● Work required
Without including any pictures, write out all the records word for word.
....................
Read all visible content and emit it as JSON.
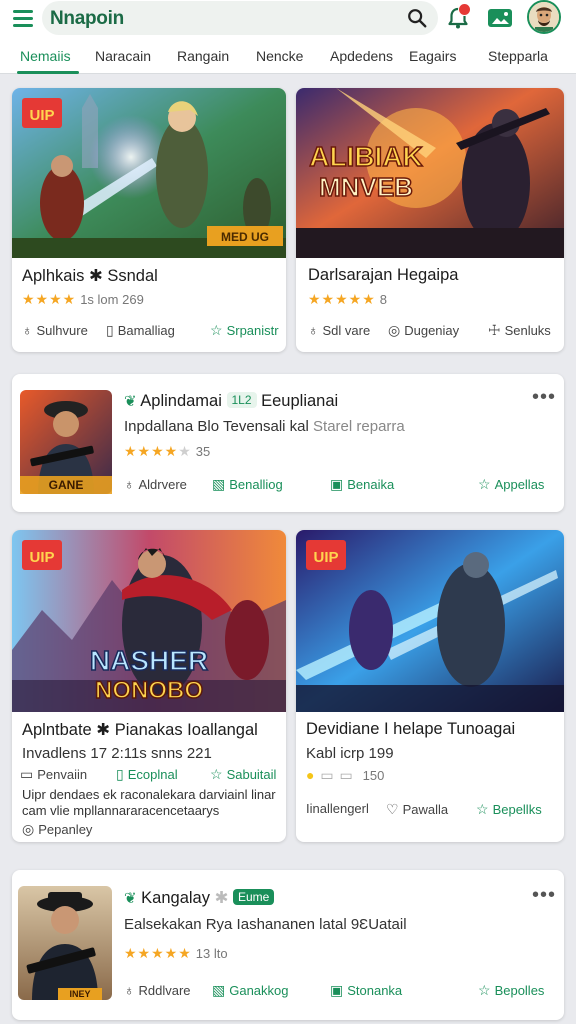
{
  "header": {
    "brand": "Nnapoin",
    "icons": [
      "menu-icon",
      "search-icon",
      "notification-icon",
      "media-icon",
      "avatar"
    ],
    "accent": "#1a8f5a"
  },
  "tabs": [
    {
      "label": "Nemaiis",
      "active": true
    },
    {
      "label": "Naracain"
    },
    {
      "label": "Rangain"
    },
    {
      "label": "Nencke"
    },
    {
      "label": "Apdedens"
    },
    {
      "label": "Eagairs"
    },
    {
      "label": "Stepparla"
    }
  ],
  "cards": {
    "c1": {
      "badge": "UIP",
      "corner_label": "MED UG",
      "title": "Aplhkais ✱ Ssndal",
      "rating_text": "1s lom 269",
      "actions": [
        "Sulhvure",
        "Bamalliag",
        "Srpanistr"
      ]
    },
    "c2": {
      "art_title_1": "ALIBIAK",
      "art_title_2": "MNVEB",
      "title": "Darlsarajan Hegaipa",
      "rating_text": "8",
      "actions": [
        "Sdl vare",
        "Dugeniay",
        "Senluks"
      ]
    },
    "c3": {
      "thumb_label": "GANE",
      "title": "Aplindamai",
      "tag": "1L2",
      "title_suffix": "Eeuplianai",
      "subtitle": "Inpdallana Blo Tevensali kal",
      "subtitle_muted": "Starel reparra",
      "rating_text": "35",
      "actions": [
        "Aldrvere",
        "Benalliog",
        "Benaika",
        "Appellas"
      ]
    },
    "c4": {
      "badge": "UIP",
      "art_title_1": "NASHER",
      "art_title_2": "NONOBO",
      "title": "Aplntbate ✱ Pianakas Ioallangal",
      "subtitle": "Invadlens 17 2:11s snns 221",
      "actions": [
        "Penvaiin",
        "Ecoplnal",
        "Sabuitail"
      ],
      "description": "Uipr dendaes ek raconalekara darviainl linar cam vlie mpllannararacencetaarys",
      "footer": "Pepanley"
    },
    "c5": {
      "badge": "UIP",
      "title": "Devidiane I helape Tunoagai",
      "subtitle": "Kabl icrp 199",
      "rating_text": "150",
      "actions": [
        "Iinallengerl",
        "Pawalla",
        "Bepellks"
      ]
    },
    "c6": {
      "thumb_label": "INEY",
      "title": "Kangalay",
      "tag": "Eume",
      "subtitle": "Ealsekakan Rya Iashananen latal 9ƐUatail",
      "rating_text": "13 lto",
      "actions": [
        "Rddlvare",
        "Ganakkog",
        "Stonanka",
        "Bepolles"
      ]
    }
  }
}
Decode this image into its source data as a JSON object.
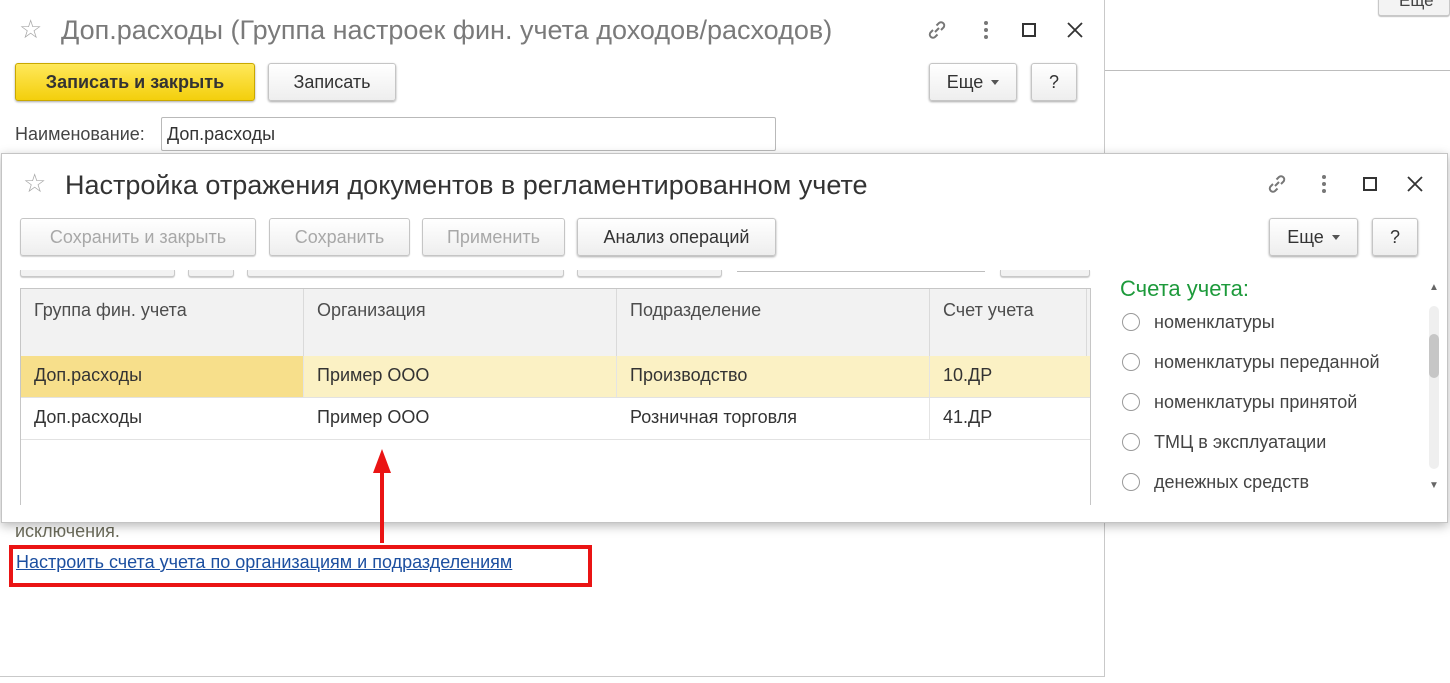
{
  "background": {
    "button_fragment_label": "Еще"
  },
  "parent_window": {
    "title": "Доп.расходы (Группа настроек фин. учета доходов/расходов)",
    "toolbar": {
      "save_close_label": "Записать и закрыть",
      "save_label": "Записать",
      "more_label": "Еще",
      "help_label": "?"
    },
    "name_label": "Наименование:",
    "name_value": "Доп.расходы",
    "exceptions_text": "исключения.",
    "accounts_link": "Настроить счета учета по организациям и подразделениям"
  },
  "child_window": {
    "title": "Настройка отражения документов в регламентированном учете",
    "toolbar": {
      "save_close_label": "Сохранить и закрыть",
      "save_label": "Сохранить",
      "apply_label": "Применить",
      "analysis_label": "Анализ операций",
      "more_label": "Еще",
      "help_label": "?"
    },
    "table": {
      "columns": [
        "Группа фин. учета",
        "Организация",
        "Подразделение",
        "Счет учета"
      ],
      "rows": [
        [
          "Доп.расходы",
          "Пример ООО",
          "Производство",
          "10.ДР"
        ],
        [
          "Доп.расходы",
          "Пример ООО",
          "Розничная торговля",
          "41.ДР"
        ]
      ],
      "selected_row": 0
    },
    "accounts_panel": {
      "title": "Счета учета:",
      "options": [
        "номенклатуры",
        "номенклатуры переданной",
        "номенклатуры принятой",
        "ТМЦ в эксплуатации",
        "денежных средств"
      ]
    }
  },
  "colors": {
    "primary_button": "#f3cf0c",
    "accounts_title": "#1d9a3b",
    "link": "#1c4fa0",
    "annotation": "#ea1414",
    "selected_row": "#fbf1c4"
  },
  "icons": {
    "favorite": "star-icon",
    "link": "link-icon",
    "menu": "more-vertical-icon",
    "maximize": "maximize-icon",
    "close": "close-icon"
  }
}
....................
● Written response
Read all visible content and emit it as JSON.
{
  "header": {
    "brand": "Nnapoin",
    "icons": [
      "menu-icon",
      "search-icon",
      "notification-icon",
      "media-icon",
      "avatar"
    ],
    "accent": "#1a8f5a"
  },
  "tabs": [
    {
      "label": "Nemaiis",
      "active": true
    },
    {
      "label": "Naracain"
    },
    {
      "label": "Rangain"
    },
    {
      "label": "Nencke"
    },
    {
      "label": "Apdedens"
    },
    {
      "label": "Eagairs"
    },
    {
      "label": "Stepparla"
    }
  ],
  "cards": {
    "c1": {
      "badge": "UIP",
      "corner_label": "MED UG",
      "title": "Aplhkais ✱ Ssndal",
      "rating_text": "1s lom 269",
      "actions": [
        "Sulhvure",
        "Bamalliag",
        "Srpanistr"
      ]
    },
    "c2": {
      "art_title_1": "ALIBIAK",
      "art_title_2": "MNVEB",
      "title": "Darlsarajan Hegaipa",
      "rating_text": "8",
      "actions": [
        "Sdl vare",
        "Dugeniay",
        "Senluks"
      ]
    },
    "c3": {
      "thumb_label": "GANE",
      "title": "Aplindamai",
      "tag": "1L2",
      "title_suffix": "Eeuplianai",
      "subtitle": "Inpdallana Blo Tevensali kal",
      "subtitle_muted": "Starel reparra",
      "rating_text": "35",
      "actions": [
        "Aldrvere",
        "Benalliog",
        "Benaika",
        "Appellas"
      ]
    },
    "c4": {
      "badge": "UIP",
      "art_title_1": "NASHER",
      "art_title_2": "NONOBO",
      "title": "Aplntbate ✱ Pianakas Ioallangal",
      "subtitle": "Invadlens 17 2:11s snns 221",
      "actions": [
        "Penvaiin",
        "Ecoplnal",
        "Sabuitail"
      ],
      "description": "Uipr dendaes ek raconalekara darviainl linar cam vlie mpllannararacencetaarys",
      "footer": "Pepanley"
    },
    "c5": {
      "badge": "UIP",
      "title": "Devidiane I helape Tunoagai",
      "subtitle": "Kabl icrp 199",
      "rating_text": "150",
      "actions": [
        "Iinallengerl",
        "Pawalla",
        "Bepellks"
      ]
    },
    "c6": {
      "thumb_label": "INEY",
      "title": "Kangalay",
      "tag": "Eume",
      "subtitle": "Ealsekakan Rya Iashananen latal 9ƐUatail",
      "rating_text": "13 lto",
      "actions": [
        "Rddlvare",
        "Ganakkog",
        "Stonanka",
        "Bepolles"
      ]
    }
  }
}
Decode this image into its source data as a JSON object.
{
  "background": {
    "button_fragment_label": "Еще"
  },
  "parent_window": {
    "title": "Доп.расходы (Группа настроек фин. учета доходов/расходов)",
    "toolbar": {
      "save_close_label": "Записать и закрыть",
      "save_label": "Записать",
      "more_label": "Еще",
      "help_label": "?"
    },
    "name_label": "Наименование:",
    "name_value": "Доп.расходы",
    "exceptions_text": "исключения.",
    "accounts_link": "Настроить счета учета по организациям и подразделениям"
  },
  "child_window": {
    "title": "Настройка отражения документов в регламентированном учете",
    "toolbar": {
      "save_close_label": "Сохранить и закрыть",
      "save_label": "Сохранить",
      "apply_label": "Применить",
      "analysis_label": "Анализ операций",
      "more_label": "Еще",
      "help_label": "?"
    },
    "table": {
      "columns": [
        "Группа фин. учета",
        "Организация",
        "Подразделение",
        "Счет учета"
      ],
      "rows": [
        [
          "Доп.расходы",
          "Пример ООО",
          "Производство",
          "10.ДР"
        ],
        [
          "Доп.расходы",
          "Пример ООО",
          "Розничная торговля",
          "41.ДР"
        ]
      ],
      "selected_row": 0
    },
    "accounts_panel": {
      "title": "Счета учета:",
      "options": [
        "номенклатуры",
        "номенклатуры переданной",
        "номенклатуры принятой",
        "ТМЦ в эксплуатации",
        "денежных средств"
      ]
    }
  },
  "colors": {
    "primary_button": "#f3cf0c",
    "accounts_title": "#1d9a3b",
    "link": "#1c4fa0",
    "annotation": "#ea1414",
    "selected_row": "#fbf1c4"
  },
  "icons": {
    "favorite": "star-icon",
    "link": "link-icon",
    "menu": "more-vertical-icon",
    "maximize": "maximize-icon",
    "close": "close-icon"
  }
}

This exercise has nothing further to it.